BEGIN

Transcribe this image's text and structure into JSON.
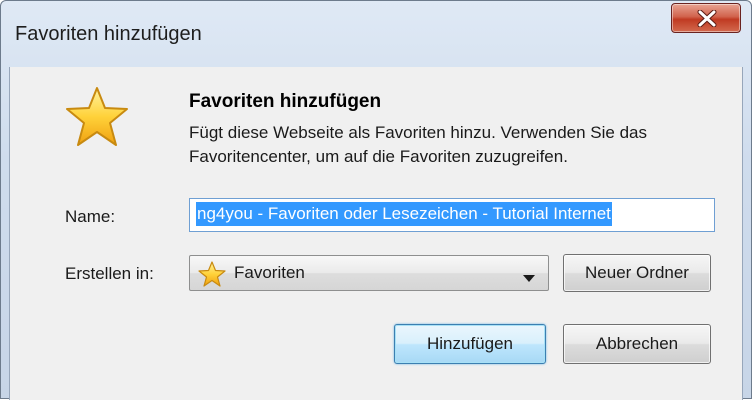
{
  "window": {
    "title": "Favoriten hinzufügen",
    "close_icon": "close-x-icon"
  },
  "header": {
    "icon": "star-icon",
    "heading": "Favoriten hinzufügen",
    "description": "Fügt diese Webseite als Favoriten hinzu. Verwenden Sie das Favoritencenter, um auf die Favoriten zuzugreifen."
  },
  "form": {
    "name_label": "Name:",
    "name_value": "ng4you - Favoriten oder Lesezeichen - Tutorial Internet",
    "create_in_label": "Erstellen in:",
    "create_in_value": "Favoriten",
    "create_in_icon": "star-icon",
    "new_folder_label": "Neuer Ordner"
  },
  "actions": {
    "add_label": "Hinzufügen",
    "cancel_label": "Abbrechen"
  },
  "colors": {
    "selection": "#3399ff",
    "close_button": "#c03a22",
    "dialog_background": "#f0f0f0"
  }
}
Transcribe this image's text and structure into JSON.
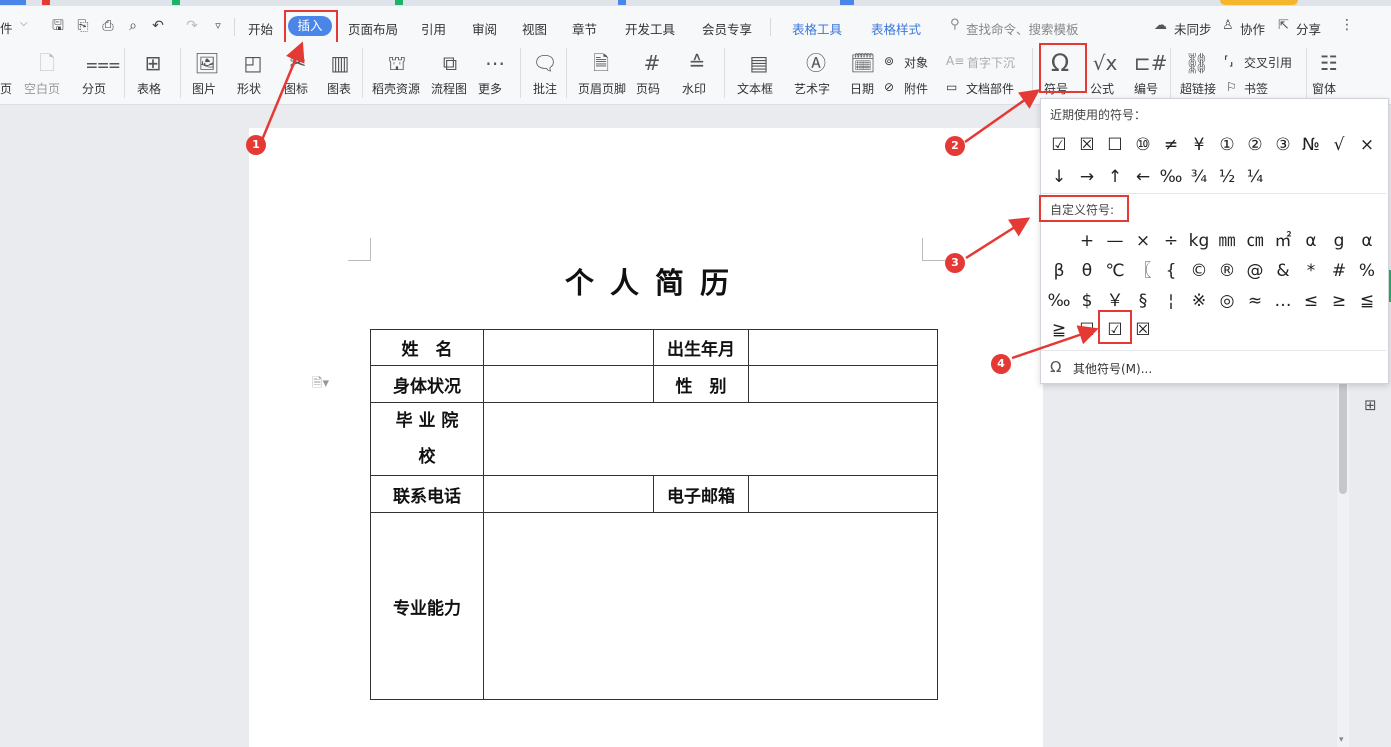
{
  "menu": {
    "file": "件",
    "items": [
      "开始",
      "插入",
      "页面布局",
      "引用",
      "审阅",
      "视图",
      "章节",
      "开发工具",
      "会员专享"
    ],
    "table_tools": "表格工具",
    "table_style": "表格样式",
    "search_placeholder": "查找命令、搜索模板",
    "unsynced": "未同步",
    "collab": "协作",
    "share": "分享"
  },
  "ribbon": {
    "page_label": "页",
    "blank_page": "空白页",
    "page_break": "分页",
    "table": "表格",
    "picture": "图片",
    "shape": "形状",
    "icon": "图标",
    "chart": "图表",
    "daoke": "稻壳资源",
    "flowchart": "流程图",
    "more": "更多",
    "comment": "批注",
    "header_footer": "页眉页脚",
    "page_num": "页码",
    "watermark": "水印",
    "textbox": "文本框",
    "wordart": "艺术字",
    "date": "日期",
    "object": "对象",
    "attachment": "附件",
    "dropcap": "首字下沉",
    "docpart": "文档部件",
    "symbol": "符号",
    "formula": "公式",
    "numbering": "编号",
    "crossref": "交叉引用",
    "hyperlink": "超链接",
    "bookmark": "书签",
    "window": "窗体"
  },
  "document": {
    "title": "个人简历",
    "table": {
      "name": "姓　名",
      "birth": "出生年月",
      "health": "身体状况",
      "gender": "性　别",
      "school_1": "毕 业 院",
      "school_2": "校",
      "phone": "联系电话",
      "email": "电子邮箱",
      "skills": "专业能力"
    }
  },
  "symbol_panel": {
    "recent_title": "近期使用的符号：",
    "recent_row1": [
      "☑",
      "☒",
      "☐",
      "⑩",
      "≠",
      "¥",
      "①",
      "②",
      "③",
      "№",
      "√",
      "×"
    ],
    "recent_row2": [
      "↓",
      "→",
      "↑",
      "←",
      "‰",
      "¾",
      "½",
      "¼"
    ],
    "custom_title": "自定义符号:",
    "custom_row1": [
      "",
      "+",
      "—",
      "×",
      "÷",
      "kg",
      "㎜",
      "㎝",
      "㎡",
      "α",
      "g",
      "α"
    ],
    "custom_row2": [
      "β",
      "θ",
      "℃",
      "〖",
      "{",
      "©",
      "®",
      "@",
      "&",
      "*",
      "#",
      "%"
    ],
    "custom_row3": [
      "‰",
      "$",
      "￥",
      "§",
      "¦",
      "※",
      "◎",
      "≈",
      "…",
      "≤",
      "≥",
      "≦"
    ],
    "custom_row4": [
      "≧",
      "☐",
      "☑",
      "☒"
    ],
    "more_symbols": "其他符号(M)..."
  },
  "annotations": [
    "1",
    "2",
    "3",
    "4"
  ],
  "colors": {
    "accent": "#4a86e8",
    "annotation_red": "#e53935"
  }
}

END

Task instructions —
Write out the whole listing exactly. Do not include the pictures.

Exercise solution —
Transcribe this image's text and structure into JSON.
{
  "window": {
    "title": "Favoriten hinzufügen",
    "close_icon": "close-x-icon"
  },
  "header": {
    "icon": "star-icon",
    "heading": "Favoriten hinzufügen",
    "description": "Fügt diese Webseite als Favoriten hinzu. Verwenden Sie das Favoritencenter, um auf die Favoriten zuzugreifen."
  },
  "form": {
    "name_label": "Name:",
    "name_value": "ng4you - Favoriten oder Lesezeichen - Tutorial Internet",
    "create_in_label": "Erstellen in:",
    "create_in_value": "Favoriten",
    "create_in_icon": "star-icon",
    "new_folder_label": "Neuer Ordner"
  },
  "actions": {
    "add_label": "Hinzufügen",
    "cancel_label": "Abbrechen"
  },
  "colors": {
    "selection": "#3399ff",
    "close_button": "#c03a22",
    "dialog_background": "#f0f0f0"
  }
}
Transcribe this image's text and structure into JSON.
{
  "menu": {
    "file": "件",
    "items": [
      "开始",
      "插入",
      "页面布局",
      "引用",
      "审阅",
      "视图",
      "章节",
      "开发工具",
      "会员专享"
    ],
    "table_tools": "表格工具",
    "table_style": "表格样式",
    "search_placeholder": "查找命令、搜索模板",
    "unsynced": "未同步",
    "collab": "协作",
    "share": "分享"
  },
  "ribbon": {
    "page_label": "页",
    "blank_page": "空白页",
    "page_break": "分页",
    "table": "表格",
    "picture": "图片",
    "shape": "形状",
    "icon": "图标",
    "chart": "图表",
    "daoke": "稻壳资源",
    "flowchart": "流程图",
    "more": "更多",
    "comment": "批注",
    "header_footer": "页眉页脚",
    "page_num": "页码",
    "watermark": "水印",
    "textbox": "文本框",
    "wordart": "艺术字",
    "date": "日期",
    "object": "对象",
    "attachment": "附件",
    "dropcap": "首字下沉",
    "docpart": "文档部件",
    "symbol": "符号",
    "formula": "公式",
    "numbering": "编号",
    "crossref": "交叉引用",
    "hyperlink": "超链接",
    "bookmark": "书签",
    "window": "窗体"
  },
  "document": {
    "title": "个人简历",
    "table": {
      "name": "姓　名",
      "birth": "出生年月",
      "health": "身体状况",
      "gender": "性　别",
      "school_1": "毕 业 院",
      "school_2": "校",
      "phone": "联系电话",
      "email": "电子邮箱",
      "skills": "专业能力"
    }
  },
  "symbol_panel": {
    "recent_title": "近期使用的符号：",
    "recent_row1": [
      "☑",
      "☒",
      "☐",
      "⑩",
      "≠",
      "¥",
      "①",
      "②",
      "③",
      "№",
      "√",
      "×"
    ],
    "recent_row2": [
      "↓",
      "→",
      "↑",
      "←",
      "‰",
      "¾",
      "½",
      "¼"
    ],
    "custom_title": "自定义符号:",
    "custom_row1": [
      "",
      "+",
      "—",
      "×",
      "÷",
      "kg",
      "㎜",
      "㎝",
      "㎡",
      "α",
      "g",
      "α"
    ],
    "custom_row2": [
      "β",
      "θ",
      "℃",
      "〖",
      "{",
      "©",
      "®",
      "@",
      "&",
      "*",
      "#",
      "%"
    ],
    "custom_row3": [
      "‰",
      "$",
      "￥",
      "§",
      "¦",
      "※",
      "◎",
      "≈",
      "…",
      "≤",
      "≥",
      "≦"
    ],
    "custom_row4": [
      "≧",
      "☐",
      "☑",
      "☒"
    ],
    "more_symbols": "其他符号(M)..."
  },
  "annotations": [
    "1",
    "2",
    "3",
    "4"
  ],
  "colors": {
    "accent": "#4a86e8",
    "annotation_red": "#e53935"
  }
}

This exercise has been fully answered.